Tote looks to gain shops
THE FATE of Ladbroke's audacious pounds 375.5m bid for rival bookmaker Corals may be deter- mined by a visit that representatives of the British Horseracing Board (BHB) will soon be making to the Office of Fair Trading.

Ladbroke is waiting to find out if the Office of Fair Trading is to refer the bid to the Monopolies and Mergers Commission. Publicly it is confident that the deal will escape referral. Privately, the BHB believes there is a deal to be struck - the racing industry's support for Ladbroke's bid in return for the sale of more shops to the Tote, the BHB's own betting operation, and reassurances on other sources of income.

A BHB insider said last week: "We will be visiting the OFT during the next couple of weeks and also expect to be talking to other relevant parties. The statement we have issued gives an indication of our approach."

The BHB's brief, widely overlooked statement welcomed the conditional sale of 134 betting shops to the Tote - an offer made by Ladbroke to clear the way for its Coral bid. But it wants more. "Unless substantial undertakings are forthcoming from Ladbroke which benefit both racing and the Tote," it said, "the BHB may be forced to recommend a referral to the MMC."
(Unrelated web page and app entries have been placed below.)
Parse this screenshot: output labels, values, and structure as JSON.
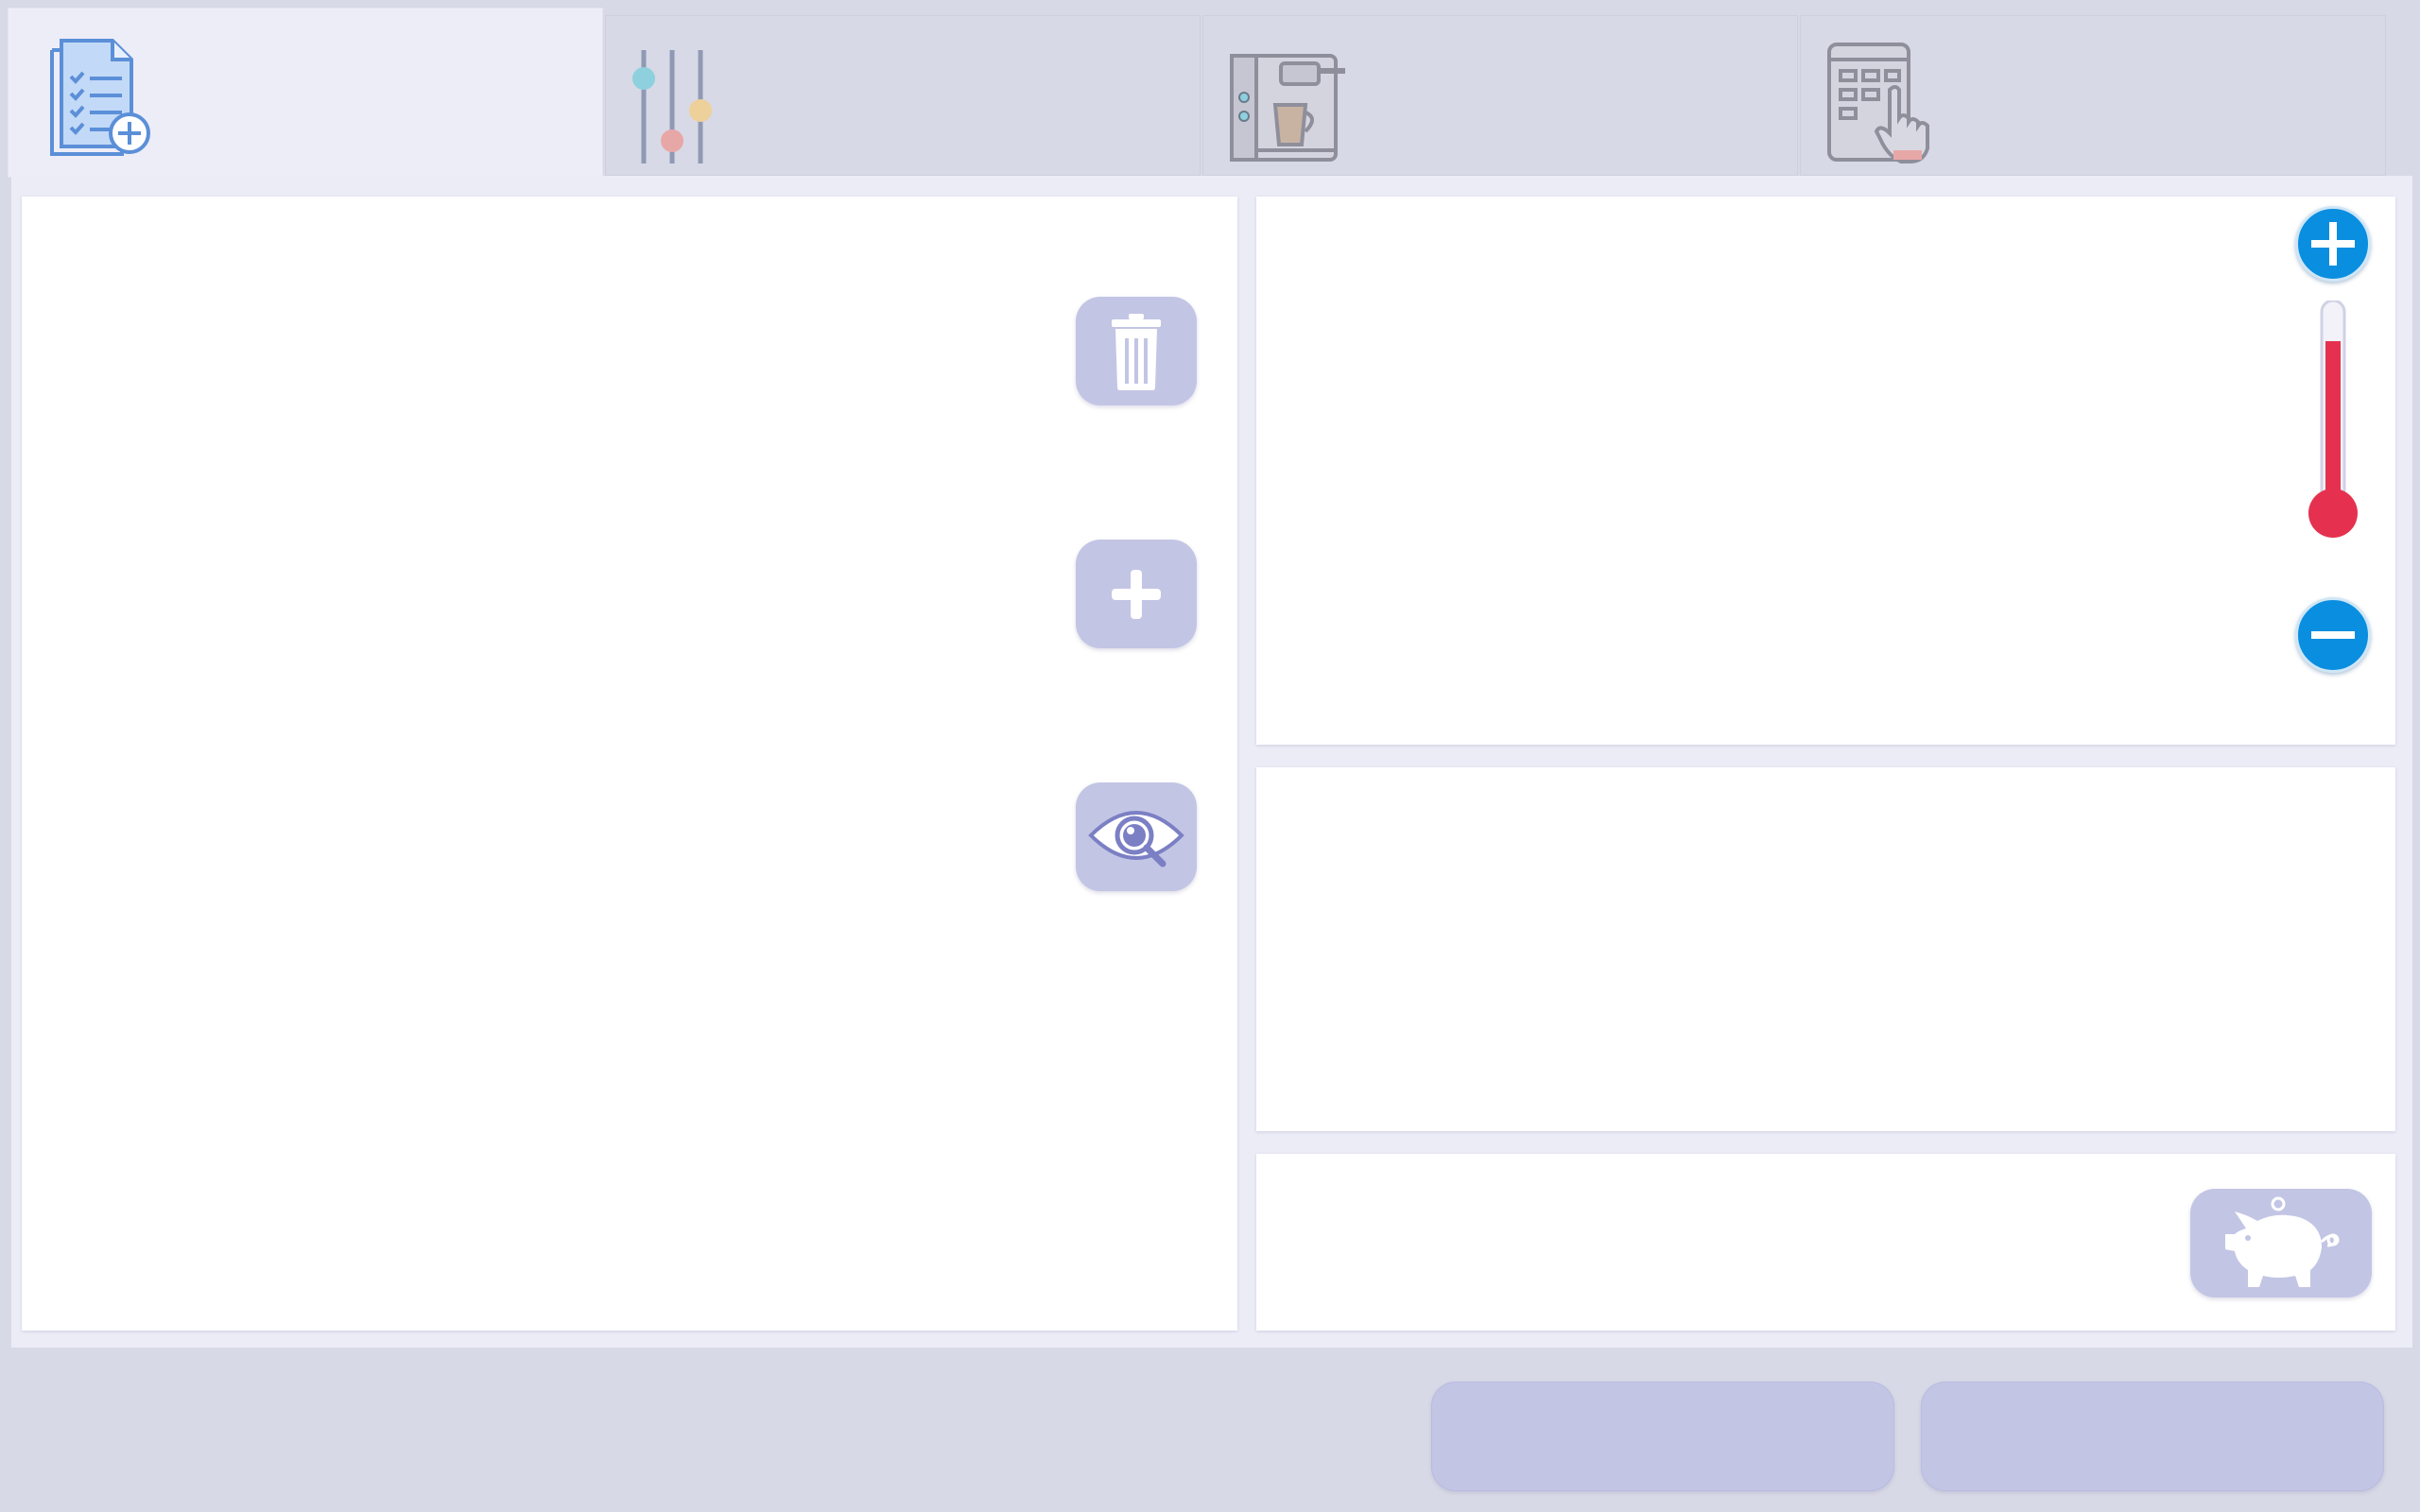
{
  "tabs": [
    {
      "icon": "checklist-add-icon",
      "active": true
    },
    {
      "icon": "sliders-icon",
      "active": false
    },
    {
      "icon": "coffee-machine-icon",
      "active": false
    },
    {
      "icon": "touch-menu-icon",
      "active": false
    }
  ],
  "left_panel": {
    "buttons": [
      {
        "icon": "trash-icon"
      },
      {
        "icon": "plus-icon"
      },
      {
        "icon": "eye-search-icon"
      }
    ]
  },
  "temperature": {
    "level": 0.85,
    "increase_icon": "plus-circle-icon",
    "decrease_icon": "minus-circle-icon",
    "fill_color": "#e5314f"
  },
  "footer": {
    "savings_icon": "piggy-bank-icon",
    "buttons": [
      {
        "label": ""
      },
      {
        "label": ""
      }
    ]
  },
  "colors": {
    "background": "#d8d9e6",
    "active_tab": "#ededf8",
    "button": "#c3c5e5",
    "accent_blue": "#0a8ee0"
  }
}
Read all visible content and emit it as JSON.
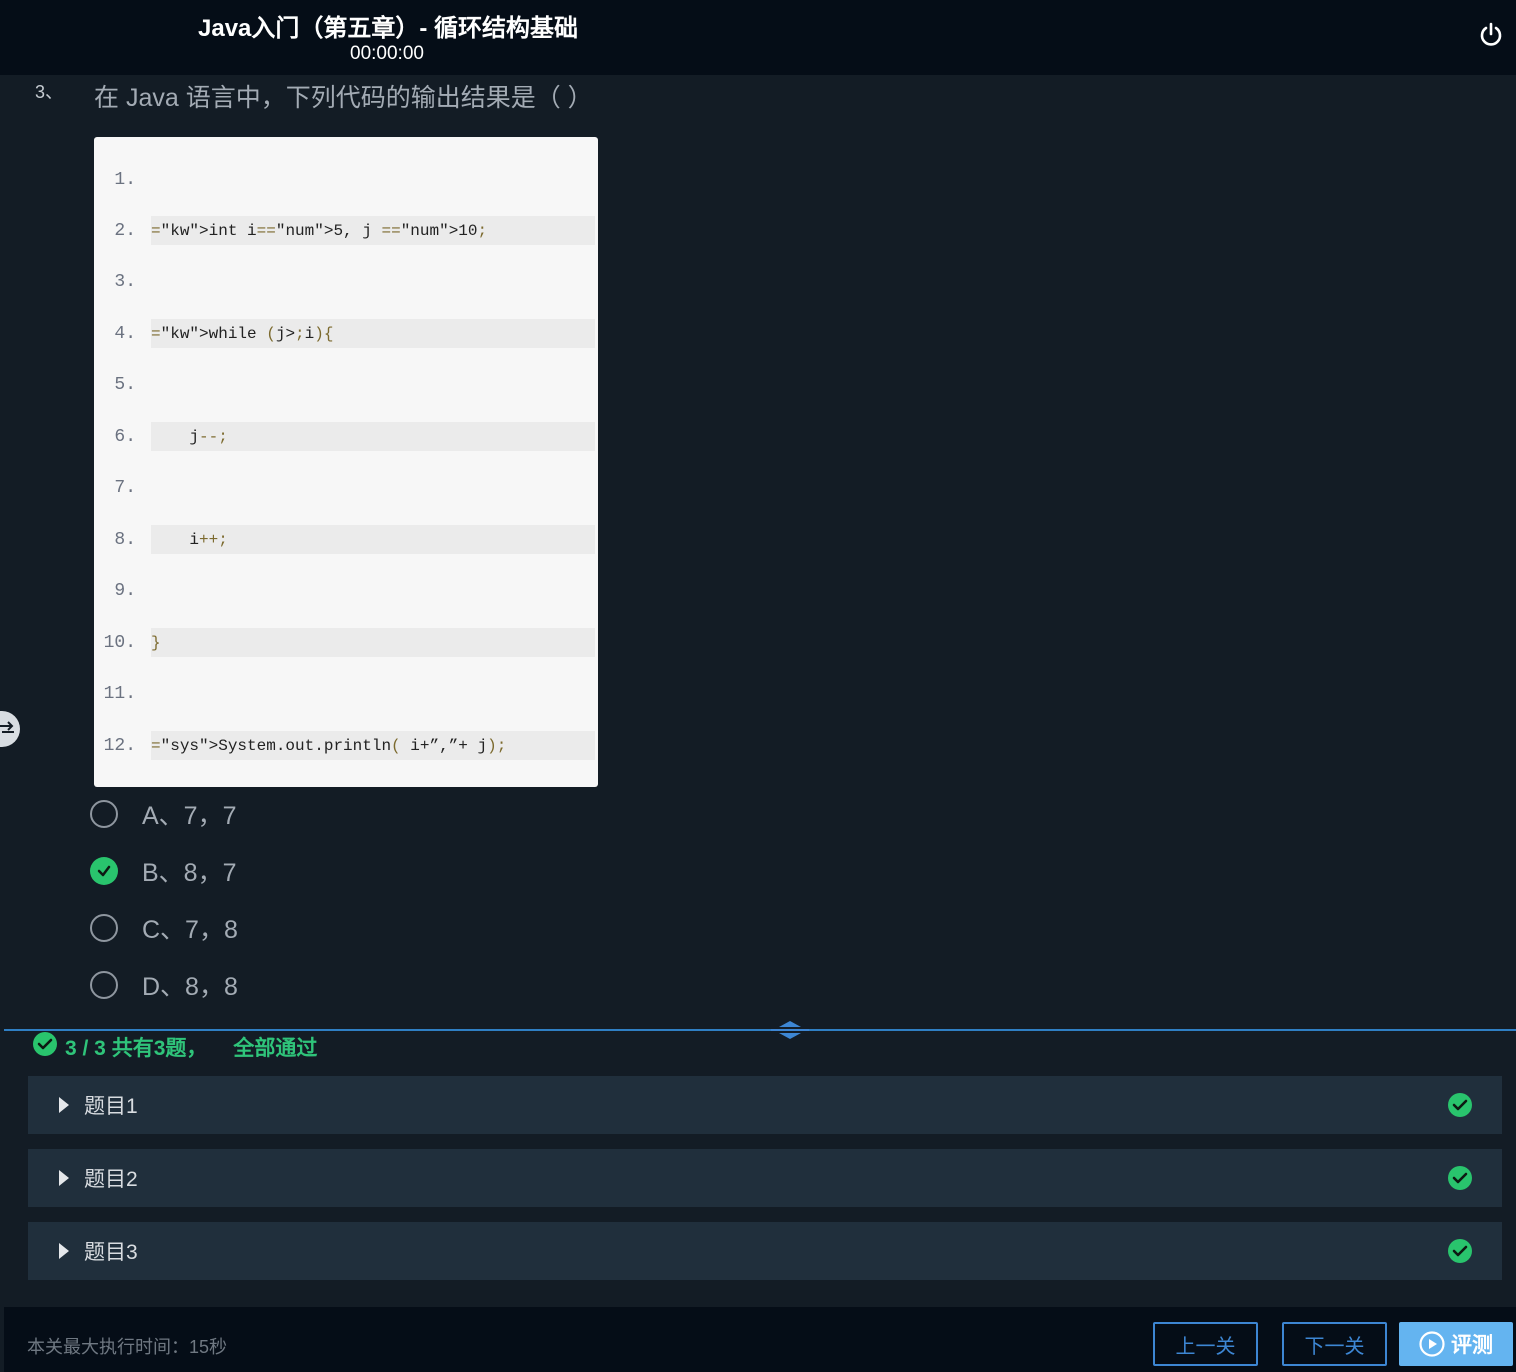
{
  "header": {
    "title": "Java入门（第五章）- 循环结构基础",
    "timer": "00:00:00"
  },
  "question": {
    "number": "3、",
    "text": "在 Java 语言中，下列代码的输出结果是（  ）",
    "code_lines": [
      {
        "num": "1.",
        "code": ""
      },
      {
        "num": "2.",
        "code": "int i= 5, j = 10;"
      },
      {
        "num": "3.",
        "code": ""
      },
      {
        "num": "4.",
        "code": "while (j>i) {"
      },
      {
        "num": "5.",
        "code": ""
      },
      {
        "num": "6.",
        "code": "    j--;"
      },
      {
        "num": "7.",
        "code": ""
      },
      {
        "num": "8.",
        "code": "    i++;"
      },
      {
        "num": "9.",
        "code": ""
      },
      {
        "num": "10.",
        "code": "}"
      },
      {
        "num": "11.",
        "code": ""
      },
      {
        "num": "12.",
        "code": "System.out.println( i+”,”+ j);"
      }
    ],
    "options": [
      {
        "label": "A、7，7",
        "selected": false
      },
      {
        "label": "B、8，7",
        "selected": true
      },
      {
        "label": "C、7，8",
        "selected": false
      },
      {
        "label": "D、8，8",
        "selected": false
      }
    ]
  },
  "results": {
    "score": "3 / 3 共有3题，",
    "status": "全部通过",
    "items": [
      {
        "label": "题目1",
        "passed": true
      },
      {
        "label": "题目2",
        "passed": true
      },
      {
        "label": "题目3",
        "passed": true
      }
    ]
  },
  "footer": {
    "limit": "本关最大执行时间：15秒",
    "prev_label": "上一关",
    "next_label": "下一关",
    "evaluate_label": "评测"
  },
  "colors": {
    "accent": "#3d86d3",
    "success": "#29c46d",
    "header_bg": "#050d17",
    "page_bg": "#131c25"
  },
  "icons": [
    "power-icon",
    "check-circle-icon",
    "caret-right-icon",
    "play-circle-icon",
    "resize-handle-icon",
    "swap-icon"
  ]
}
The stakes are huge. During the year ended 31 March 1997, a total of pounds 6.7bn was staked with off-course bookmakers - approaching 70 per cent of it on horseracing.

Ladbroke already own 22 per cent of Britain's 8,600 betting shops, with Corals owning another 10 per cent. Even after

divesting itself of 134 shops, the takeover leaves Ladbroke with roughly 30 per cent of all shops and over 36 per cent of total turnover. In 1989, when Mecca merged with Hills, the Big Four became the Big Three. Now, punters face the Big Two, with Ladbroke and Hills responsible for 48 per cent of shops and over 60 per cent of turnover.

These are figures that have "referral" stamped firmly across them, and a group of MPs led by Labour's Alan Meale are campaigning to block the takeover. Mr Meale said: "I have yet to meet an MP who believes the deal should be allowed to go through. I have put down an early day motion opposing it and will be seeing the relevant ministers to voice our opposition. It cannot be in the interest of consumers."

Ladbroke's apparent confidence stems from advice obtained from the OFT in advance of their unconditional bid. The advice was to apply the same criteria that were applied by the MMC when it reported on the merger of Hills and Mecca.

On that occasion, the MMC concluded that the relevant arena for assessing competition was the local market. It accepted GrandMet's contention that "competition between betting offices should be considered on the basis of a 440-yard radius from any betting office".

The result was highly satisfactory to GrandMet and would be equally welcome to Ladbroke. They have identified 134 shops caught in the net and sold them to the Tote for over pounds 41m. Ladbroke's betting shop estate is set to expand from 1,904 to 2,609 shops, while the Tote's will move up to 346 from 212.

But the game is not over. The concerns of 1989 apply more forcibly in 1998. The merger between Hills and Mecca was a much smaller affair; the union of one company owning 9 per cent of betting shops with another owning 8 per cent. That was considered enough to warrant a referral to the MMC.

It could be argued that Ladbroke's market sham has now reached a level sufficient in itself to warrant a referral on public interest grounds.

There are more specific anxieties - the fear that Ladbroke may be able to exert greater influence over the odds offered to punters, and that the already very limited price competition will be reduced still further.

Since 1989, the number of betting shops has fallen from an estimated 9,800 to approximately 8,500. That alone makes it necessary to reconsider the 440-yard criterion. Larger, more flexible areas may be appropriate, resulting in Ladbroke being obliged to shed many more shops.

The key to the eventual outcome may lie in the unique position of the Tote. The Tote, ultimately controlled by the government for the benefit of racing, has three relevant qualities: Tote bets represent potential price competition to the bookmakers' fixed odds and computer forecast bets; the Tote's profits are invested in racing; the Tote lacks, and wants, a national network of betting shops.

q David Ashforth is senior reporter of Sporting Life.